News broke a fortnight ago that Michael Ballack will miss the World Cup. Rather than just being shorn of a key individual, one who possesses crucial experience and talent, Ballack’s absence is also a blow to the coaching staff’s 4-2-3-1 system.
Bastian Schweinsteiger would have been flanked by the Chelsea man in that ‘2’; the pair supporting a creative and nippy trio of Lukas Podolski, Piotr Trochowski, and Mesut Özil. Now, however, the 33-year-old’s absence leaves Germany shorn of a partner for the aforementioned Schweinsteiger in the wavebreaking/spraying/covering berths.
Ballack thrived in an insurance role during Chelsea’s recent FA Cup final win against Portsmouth. Shielding the centre-backs or slotting in at left-back when Ashley Cole surged, Ballack did his job with all the assurance and class you’d expect from a world class veteran.
Germany play equally surge-minded full-backs in Jerome Boateng and Phillipp Lahm, and Ballack would have provided ample cover for either of those two whenever they bombed upfield.
In the squad Löw and Bierhoff undoubtedly thought long and hard over, the former Fenerbahçe manager has included just two outright defensive midfield and centre midfield options – Sami Khedira and Christian Träsch, both of whom play for Stuttgart. Although creative, classy and highly competent, the 23-year-olds boast a mere two caps apiece.
But it now appears that Khedira is likely to get the shout if a 4-2-3-1 system is used because potential Schweinsteiger-partnering candidates in the preliminary list continue to suffer. With Simon Rolfes already ruled out due to ongoing injury woes, Träsch has now been sidelined for a short period of time: a nasty collision with an advertising hoard during a friendly game leaves him on his backside for at least a fortnight.
Yesterday evening, Die Mannschaft stayed in their familiar 4-2-3-1 as they beat Hungary 3-0. Behind the aforementioned trio – Schweinsteiger wasn’t risked – were Toni Kroos and Khedira. While the latter thrived, oozing confidence, the former was outshone: the playmaking presence of Özil removing the lustre of his own.
For the second half, Trochowski showed versatility by slotting back into the midfield.
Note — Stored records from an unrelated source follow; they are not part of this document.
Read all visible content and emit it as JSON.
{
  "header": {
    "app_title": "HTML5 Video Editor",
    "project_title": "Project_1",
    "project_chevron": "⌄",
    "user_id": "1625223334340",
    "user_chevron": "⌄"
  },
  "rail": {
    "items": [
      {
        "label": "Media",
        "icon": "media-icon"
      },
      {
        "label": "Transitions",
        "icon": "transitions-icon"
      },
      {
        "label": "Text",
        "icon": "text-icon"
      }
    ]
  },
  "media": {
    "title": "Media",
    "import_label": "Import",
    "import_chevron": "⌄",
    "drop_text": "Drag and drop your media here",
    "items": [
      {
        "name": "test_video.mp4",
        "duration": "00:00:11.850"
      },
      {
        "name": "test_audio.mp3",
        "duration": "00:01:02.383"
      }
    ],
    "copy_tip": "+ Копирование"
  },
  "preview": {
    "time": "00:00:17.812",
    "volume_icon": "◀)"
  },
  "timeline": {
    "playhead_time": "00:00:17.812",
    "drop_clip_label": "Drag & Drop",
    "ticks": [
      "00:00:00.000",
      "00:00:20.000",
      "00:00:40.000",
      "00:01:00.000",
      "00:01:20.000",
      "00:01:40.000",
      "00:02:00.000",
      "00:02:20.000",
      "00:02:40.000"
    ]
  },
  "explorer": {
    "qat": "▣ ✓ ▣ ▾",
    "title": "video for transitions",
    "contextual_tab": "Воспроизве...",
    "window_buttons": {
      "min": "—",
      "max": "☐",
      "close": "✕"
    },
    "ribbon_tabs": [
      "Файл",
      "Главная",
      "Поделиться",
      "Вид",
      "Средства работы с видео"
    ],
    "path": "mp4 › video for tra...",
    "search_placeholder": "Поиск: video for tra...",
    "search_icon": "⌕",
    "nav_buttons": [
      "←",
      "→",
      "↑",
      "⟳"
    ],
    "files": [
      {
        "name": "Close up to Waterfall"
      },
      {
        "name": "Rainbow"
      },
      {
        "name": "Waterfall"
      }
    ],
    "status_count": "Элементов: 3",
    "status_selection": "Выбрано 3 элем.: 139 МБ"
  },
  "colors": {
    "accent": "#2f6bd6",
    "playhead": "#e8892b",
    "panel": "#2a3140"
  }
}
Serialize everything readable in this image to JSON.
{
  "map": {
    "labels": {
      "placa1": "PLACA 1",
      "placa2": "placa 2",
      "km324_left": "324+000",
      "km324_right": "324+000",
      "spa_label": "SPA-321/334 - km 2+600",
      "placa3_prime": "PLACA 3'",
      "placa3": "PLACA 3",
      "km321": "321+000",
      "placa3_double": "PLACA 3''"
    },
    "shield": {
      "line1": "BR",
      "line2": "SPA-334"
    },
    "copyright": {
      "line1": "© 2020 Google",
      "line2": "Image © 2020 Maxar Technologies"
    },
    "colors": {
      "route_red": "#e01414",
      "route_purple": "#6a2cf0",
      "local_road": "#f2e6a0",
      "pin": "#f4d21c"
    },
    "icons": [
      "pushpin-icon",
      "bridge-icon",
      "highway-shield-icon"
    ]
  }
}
This meant the formation became a 4-4-2; a shift occurring during a period of match-diluting substitutions.
Heiko Westermann is also capable of playing centre-midfield. The Schalke centre-back played left-back against the Hungarians, but is disciplined enough to take on a more advanced berth.
Alas, he too will now sit out the Finals! In the dying moments of the Ferenc-Puskas Stadion-hosted encounter, Westermann sustained a terminal foot injury. The big question now for Germany is whether they keep faith with the 4-2-3-1, teaming together Schweinsteiger and Khedira.
With his strikers all retaining fitness, Löw might opt to find Klose a partner up front. Cacau displayed pace, awareness and composure in scoring last night, and certainly did his own chances no harm.
In the event of Germany going 4-4-2, a diamond midfield with Schweinsteiger at the base and trequartista Özil at its point is the most likely use of the centre midfields available to the coach.